Printmaker and painter Fujio Yoshida was born on October 5, 1887, in Tokyo, Japan. A descendent of the family of noted woodcut artists, Fujio would become the first female member of the Yoshida family to learn the art of color woodcut, training in the workshop of her father Kasaburo Yoshida. She would also studied at Fudosha, a renowned private school focused on Western styles (yo-ga).

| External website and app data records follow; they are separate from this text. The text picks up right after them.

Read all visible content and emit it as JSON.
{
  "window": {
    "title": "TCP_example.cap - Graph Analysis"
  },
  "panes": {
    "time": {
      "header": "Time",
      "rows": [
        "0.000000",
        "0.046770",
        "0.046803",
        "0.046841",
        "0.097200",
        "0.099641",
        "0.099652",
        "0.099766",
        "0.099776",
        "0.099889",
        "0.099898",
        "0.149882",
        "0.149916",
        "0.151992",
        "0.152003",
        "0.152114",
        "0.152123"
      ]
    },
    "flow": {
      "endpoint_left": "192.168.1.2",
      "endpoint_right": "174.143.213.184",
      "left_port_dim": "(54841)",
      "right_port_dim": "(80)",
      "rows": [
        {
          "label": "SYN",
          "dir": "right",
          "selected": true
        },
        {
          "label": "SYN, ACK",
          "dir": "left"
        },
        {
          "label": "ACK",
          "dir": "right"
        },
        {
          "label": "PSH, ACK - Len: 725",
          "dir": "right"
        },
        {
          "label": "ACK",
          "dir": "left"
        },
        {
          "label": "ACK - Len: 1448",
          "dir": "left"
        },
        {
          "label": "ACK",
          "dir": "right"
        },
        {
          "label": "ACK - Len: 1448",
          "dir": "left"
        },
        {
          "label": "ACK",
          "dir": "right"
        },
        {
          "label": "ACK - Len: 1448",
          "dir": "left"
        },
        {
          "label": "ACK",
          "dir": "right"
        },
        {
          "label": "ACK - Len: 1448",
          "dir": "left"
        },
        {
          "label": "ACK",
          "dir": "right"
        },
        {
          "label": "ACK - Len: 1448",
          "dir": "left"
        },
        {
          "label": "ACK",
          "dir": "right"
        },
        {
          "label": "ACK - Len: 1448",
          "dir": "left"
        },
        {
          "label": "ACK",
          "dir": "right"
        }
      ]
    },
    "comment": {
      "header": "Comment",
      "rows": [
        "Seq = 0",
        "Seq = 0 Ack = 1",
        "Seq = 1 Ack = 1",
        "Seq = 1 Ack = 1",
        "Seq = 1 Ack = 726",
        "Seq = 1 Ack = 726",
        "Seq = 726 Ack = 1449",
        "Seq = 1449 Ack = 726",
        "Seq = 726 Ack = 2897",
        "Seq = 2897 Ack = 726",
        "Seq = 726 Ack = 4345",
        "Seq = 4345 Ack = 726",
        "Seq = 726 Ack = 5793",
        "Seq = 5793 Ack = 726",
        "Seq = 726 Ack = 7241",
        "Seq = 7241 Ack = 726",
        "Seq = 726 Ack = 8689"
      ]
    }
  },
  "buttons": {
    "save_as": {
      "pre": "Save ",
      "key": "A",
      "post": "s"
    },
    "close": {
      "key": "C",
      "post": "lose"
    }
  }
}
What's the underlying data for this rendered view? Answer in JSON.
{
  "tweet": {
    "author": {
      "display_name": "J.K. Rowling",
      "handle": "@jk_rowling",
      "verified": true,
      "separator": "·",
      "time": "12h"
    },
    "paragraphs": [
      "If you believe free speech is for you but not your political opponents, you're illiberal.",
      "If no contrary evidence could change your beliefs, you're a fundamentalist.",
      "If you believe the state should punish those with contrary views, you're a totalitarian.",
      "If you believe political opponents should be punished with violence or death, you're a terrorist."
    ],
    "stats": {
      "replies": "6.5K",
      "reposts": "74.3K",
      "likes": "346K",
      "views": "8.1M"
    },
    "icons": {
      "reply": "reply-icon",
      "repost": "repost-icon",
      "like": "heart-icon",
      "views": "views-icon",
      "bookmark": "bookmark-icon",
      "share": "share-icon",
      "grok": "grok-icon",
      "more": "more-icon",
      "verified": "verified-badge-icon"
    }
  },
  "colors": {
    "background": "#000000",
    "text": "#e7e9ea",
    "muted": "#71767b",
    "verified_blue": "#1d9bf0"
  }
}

Fujio was one of four girls born to Kasaburo and Rui Yoshida, and she was introduced to Western-style art theory from an early age. Among the mediums she trained in were oil and watercolor paints as well as color woodcuts in the ukioyo-e style. As there was no allowance for female inheritance of businesses at the time, Kasaburo, fearing that he and Rui would never have a son, had to find a male intern to take over the family’s printshop. He chose his most talented student, Hiroshi Ueda, for the job. Hiroshi would become so favored by Kasaburo that he was eventually adopted into the family, taking on the Yoshida surname.
After Kasaburo’s death, Hiroshi, recognizing Fujio’s talent, encouraged her to enroll in courses in the leading studios of Tokyo, and in 1903, the two artists traveled to the United States to exhibit throughout the East Coast. Fujio was just sixteen and she was welcomed by Western artists as a phenomenon, finding nearly as much financial success as her adopted brother. Fujio would return to the U.S. several times prior to the Second World War, to much acclaim, later garnering comparisons to leading American artists of the mid century.
The Yoshidas stayed in the U.S. until 1905 when